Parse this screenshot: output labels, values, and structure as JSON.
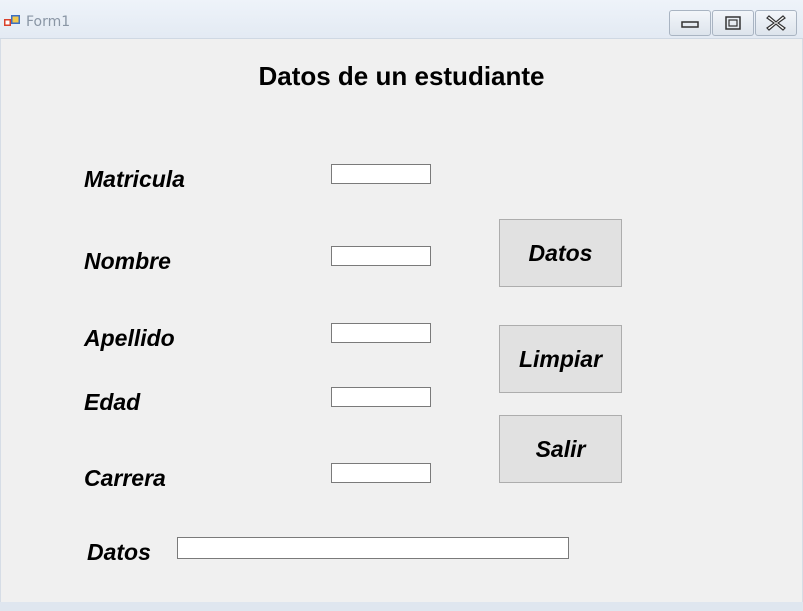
{
  "window": {
    "title": "Form1",
    "controls": {
      "minimize": "minimize-icon",
      "maximize": "maximize-icon",
      "close": "close-icon"
    }
  },
  "form": {
    "heading": "Datos de un estudiante",
    "labels": {
      "matricula": "Matricula",
      "nombre": "Nombre",
      "apellido": "Apellido",
      "edad": "Edad",
      "carrera": "Carrera",
      "datos": "Datos"
    },
    "fields": {
      "matricula": "",
      "nombre": "",
      "apellido": "",
      "edad": "",
      "carrera": "",
      "datos": ""
    },
    "buttons": {
      "datos": "Datos",
      "limpiar": "Limpiar",
      "salir": "Salir"
    }
  }
}
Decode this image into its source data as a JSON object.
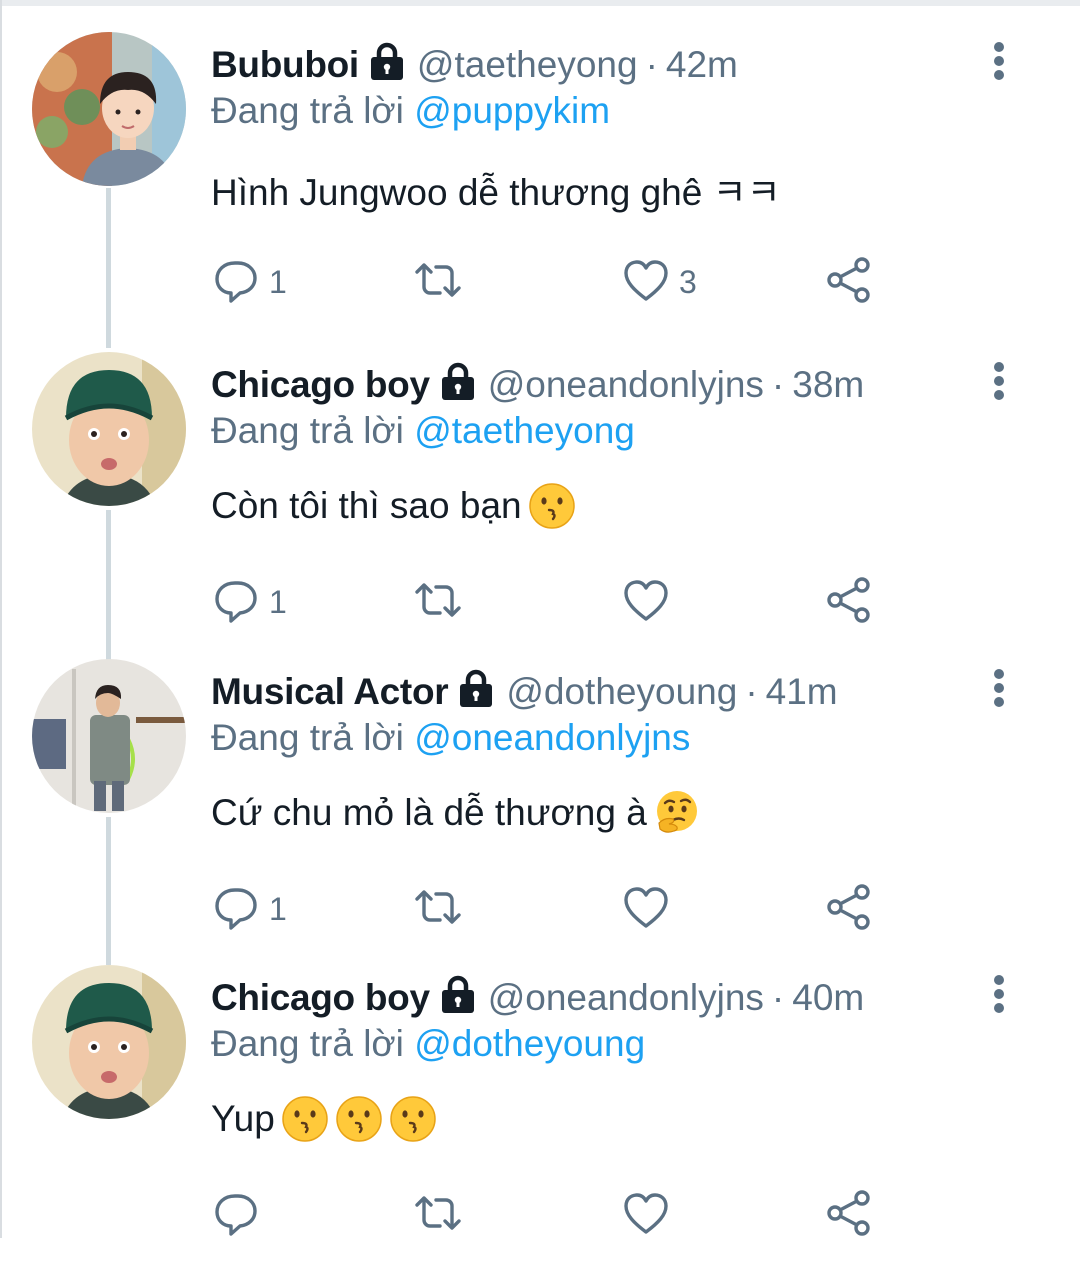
{
  "tweets": [
    {
      "display_name": "Bububoi",
      "handle": "@taetheyong",
      "separator": "·",
      "time": "42m",
      "replying_label": "Đang trả lời",
      "replying_to": "@puppykim",
      "text": "Hình Jungwoo dễ thương ghê ㅋㅋ",
      "emojis": [],
      "reply_count": "1",
      "retweet_count": "",
      "like_count": "3",
      "avatar": "avatar-photo-boy-painting"
    },
    {
      "display_name": "Chicago boy",
      "handle": "@oneandonlyjns",
      "separator": "·",
      "time": "38m",
      "replying_label": "Đang trả lời",
      "replying_to": "@taetheyong",
      "text": "Còn tôi thì sao bạn",
      "emojis": [
        "kissing-face"
      ],
      "reply_count": "1",
      "retweet_count": "",
      "like_count": "",
      "avatar": "avatar-photo-boy-beanie"
    },
    {
      "display_name": "Musical Actor",
      "handle": "@dotheyoung",
      "separator": "·",
      "time": "41m",
      "replying_label": "Đang trả lời",
      "replying_to": "@oneandonlyjns",
      "text": "Cứ chu mỏ là dễ thương à",
      "emojis": [
        "thinking-face"
      ],
      "reply_count": "1",
      "retweet_count": "",
      "like_count": "",
      "avatar": "avatar-photo-mirror"
    },
    {
      "display_name": "Chicago boy",
      "handle": "@oneandonlyjns",
      "separator": "·",
      "time": "40m",
      "replying_label": "Đang trả lời",
      "replying_to": "@dotheyoung",
      "text": "Yup",
      "emojis": [
        "kissing-face",
        "kissing-face",
        "kissing-face"
      ],
      "reply_count": "",
      "retweet_count": "",
      "like_count": "",
      "avatar": "avatar-photo-boy-beanie"
    }
  ],
  "icons": {
    "reply": "reply-icon",
    "retweet": "retweet-icon",
    "like": "like-icon",
    "share": "share-icon",
    "lock": "lock-icon",
    "more": "more-options-icon"
  },
  "colors": {
    "name": "#141d26",
    "secondary": "#5b7083",
    "link": "#1da1f2",
    "thread_line": "#cfd9de"
  }
}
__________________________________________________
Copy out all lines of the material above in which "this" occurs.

Parse this screenshot: output labels, values, and structure as JSON.
Decode this image into its source data as a JSON object.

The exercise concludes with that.